Recent studies show, however, that Trump has lost some support among the Evangelical base because of his handling of the COVID-19 pandemic. Moreover, many Evangelicals do not view Biden as unfavorably as they viewed former President Barack Obama or Hillary Clinton.
According to a recent study, Evangelicals’ support for Trump has slipped from 78% in April to 72% in June. Another indicator of Trump’s shrinking support among Evangelical voters, 78% supported him three months before the 2016 elections against 69% who do now.
By seeking to help boost Trump’s reelection prospects, the UAE hopes to relieve itself of some of the pressure it has been subjected to recently because of the two countries’ silent tension over a number of regional issues.
The US has expressed displeasure with the UAE after a number of Emirati companies awarded 5G contracts to China’s Huawei.

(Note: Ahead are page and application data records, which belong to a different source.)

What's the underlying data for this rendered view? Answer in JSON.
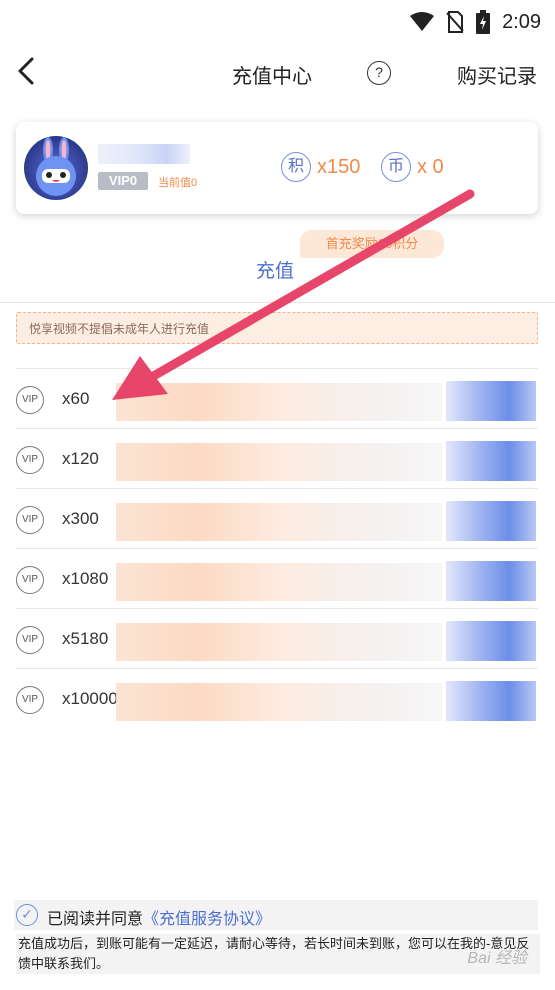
{
  "status_bar": {
    "time": "2:09",
    "icons": [
      "wifi-icon",
      "no-sim-icon",
      "battery-charging-icon"
    ]
  },
  "nav": {
    "title": "充值中心",
    "help_symbol": "?",
    "history_label": "购买记录"
  },
  "user_card": {
    "vip_label": "VIP0",
    "current_value_label": "当前值0",
    "points_symbol": "积",
    "points_value": "x150",
    "coins_symbol": "币",
    "coins_value": "x 0"
  },
  "recharge": {
    "tab_label": "充值",
    "bonus_text": "首充奖励60积分"
  },
  "notice": {
    "text": "悦享视频不提倡未成年人进行充值"
  },
  "packages": [
    {
      "icon": "VIP",
      "amount": "x60"
    },
    {
      "icon": "VIP",
      "amount": "x120"
    },
    {
      "icon": "VIP",
      "amount": "x300"
    },
    {
      "icon": "VIP",
      "amount": "x1080"
    },
    {
      "icon": "VIP",
      "amount": "x5180"
    },
    {
      "icon": "VIP",
      "amount": "x10000"
    }
  ],
  "agreement": {
    "check_symbol": "✓",
    "prefix": "已阅读并同意",
    "link": "《充值服务协议》"
  },
  "footnote": "充值成功后，到账可能有一定延迟，请耐心等待，若长时间未到账，您可以在我的-意见反馈中联系我们。",
  "watermark": "Bai 经验",
  "colors": {
    "accent_blue": "#4a6fd0",
    "accent_orange": "#f08a4b",
    "annotation_arrow": "#e8456a"
  }
}
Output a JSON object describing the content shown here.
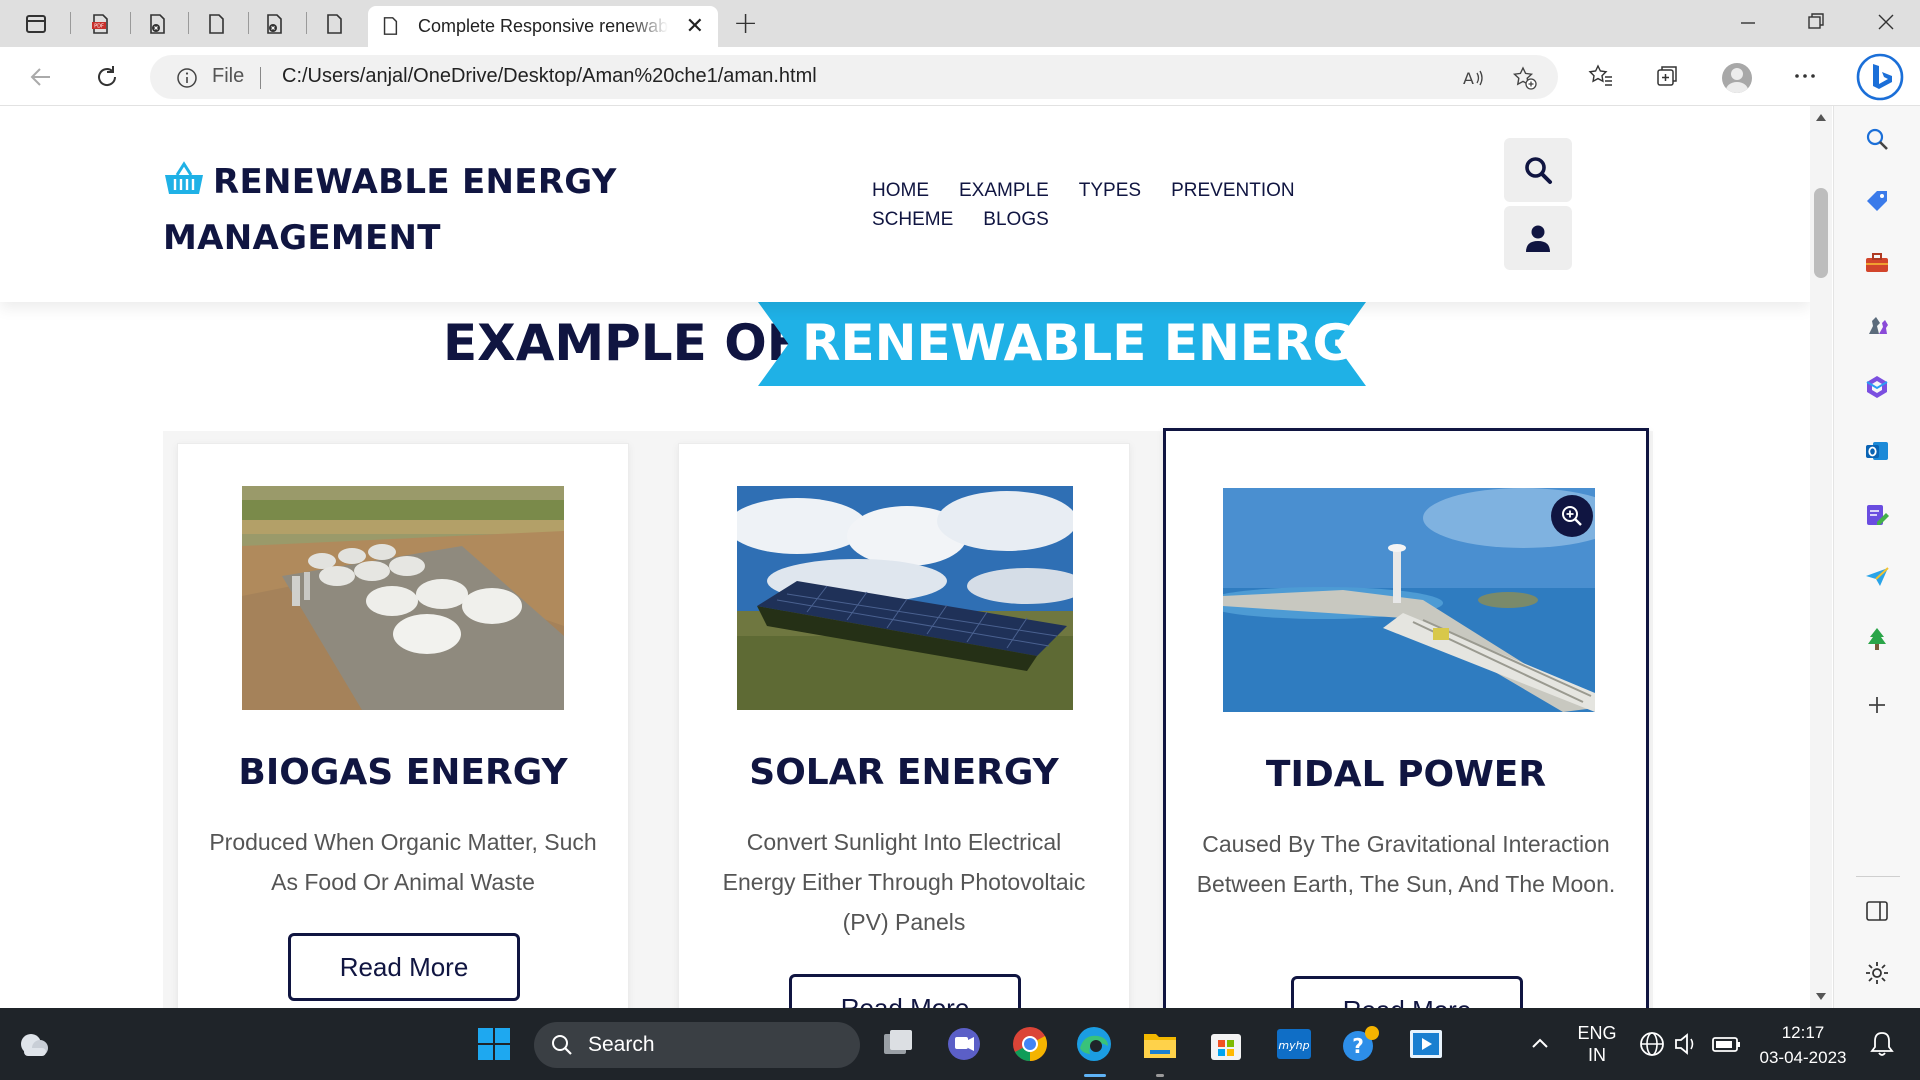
{
  "browser": {
    "active_tab_title": "Complete Responsive renewable energy",
    "url_scheme_label": "File",
    "url": "C:/Users/anjal/OneDrive/Desktop/Aman%20che1/aman.html",
    "new_tab_label": "+",
    "tab_close_glyph": "✕"
  },
  "site": {
    "logo_line1": "RENEWABLE ENERGY",
    "logo_line2": "MANAGEMENT",
    "nav": [
      "HOME",
      "EXAMPLE",
      "TYPES",
      "PREVENTION",
      "SCHEME",
      "BLOGS"
    ]
  },
  "heading": {
    "dark": "EXAMPLE OF",
    "highlight": "RENEWABLE ENERGY"
  },
  "cards": [
    {
      "title": "BIOGAS ENERGY",
      "description": "Produced When Organic Matter, Such As Food Or Animal Waste",
      "button": "Read More",
      "image": "biogas-plant-photo"
    },
    {
      "title": "SOLAR ENERGY",
      "description": "Convert Sunlight Into Electrical Energy Either Through Photovoltaic (PV) Panels",
      "button": "Read More",
      "image": "solar-panels-photo"
    },
    {
      "title": "TIDAL POWER",
      "description": "Caused By The Gravitational Interaction Between Earth, The Sun, And The Moon.",
      "button": "Read More",
      "image": "tidal-power-station-photo"
    }
  ],
  "taskbar": {
    "search_label": "Search",
    "lang_line1": "ENG",
    "lang_line2": "IN",
    "time": "12:17",
    "date": "03-04-2023",
    "notify_glyph": "^"
  },
  "colors": {
    "brand_dark": "#101541",
    "accent_blue": "#1fb1e6",
    "page_bg": "#ffffff"
  }
}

Also, with China having emerged as the most serious threat to US supremacy, the increased economic and military cooperation between Abu Dhabi and Beijing did not sit well with Washington.
As a sign of the US’s uneasiness with this growing relationship, the US embassy declined last spring an Emirati offer to provide COVID-19 tests to the embassy, because of the involvement of Chinese companies.
In addition, the UAE has faced increased US pressure because of its attempt to rehabilitate the regime of Syrian President Bashar Al Assad, as well as its destabilizing role in Libya.
In June, the US Special Representative for Syria Engagement, James Jeffrey, said the UAE risks US sanctions if it forges ahead with plans to support Bashar Al Assad and operate inside Syria.
To cap it all, the US has, for the first time, called out the UAE for its involvement in Libya and support for renegade General Khalifa Haftar.
In July, a high-ranking US official criticized the European Union’s naval mission in Libya for focusing exclusively on Turkey’s violations of the arms embargo while failing to call out the UAE, Russia, and Egypt for their violations. That was the first time a US official has spoken in such terms about the UAE’s involvement in Libya.
A win-win for the UAE
Though the timing of the deal’s announcement suggests the UAE seeks to boost Trump’s chances of re-election, the UAE also aims to ingratiate itself with an upcoming Democratic administration in the event Joe Biden defeats Trump in November.
The UAE is aware that Democrats in Congress oppose Trump’s “deal of the century.” Biden dismissed it as a publicity stunt that “could spark unilateral moves to annex territory and set back peace even more.”
By signing the normalization deal with Israel, the UAE positions itself as the main regional player that convinced Netanyahu to delay annexation plans, thus allowing an upcoming Biden administration to have, at least in theory, room to steer the wheel of the political process back to its course.
The UAE’s strategy to position itself with a Democrat’s administration has already succeeded. Biden has welcomed the signing of the deal and praised the UAE’s decision to normalize ties with Israel as a “welcome, brave, and badly-needed act of statesmanship.”
It is unclear whether the announcement of the UAE-Israel “peace deal” will push Trump to realign the US position on Libya and Syria with the UAE, and whether it will prove decisive in propping up Trump’s electoral campaign.
What remains clear, however, is that the deal’s timing seeks to serve Trump’s electoral goals and the UAE’s political agenda rather than to lay the foundation for a genuine path towards peace and prosperity in the region.
As was the case in the past, Israel emerges as the main beneficiary without making the slightest concession to the Palestinians or putting an end to its settlement policy in the occupied Palestinian territories.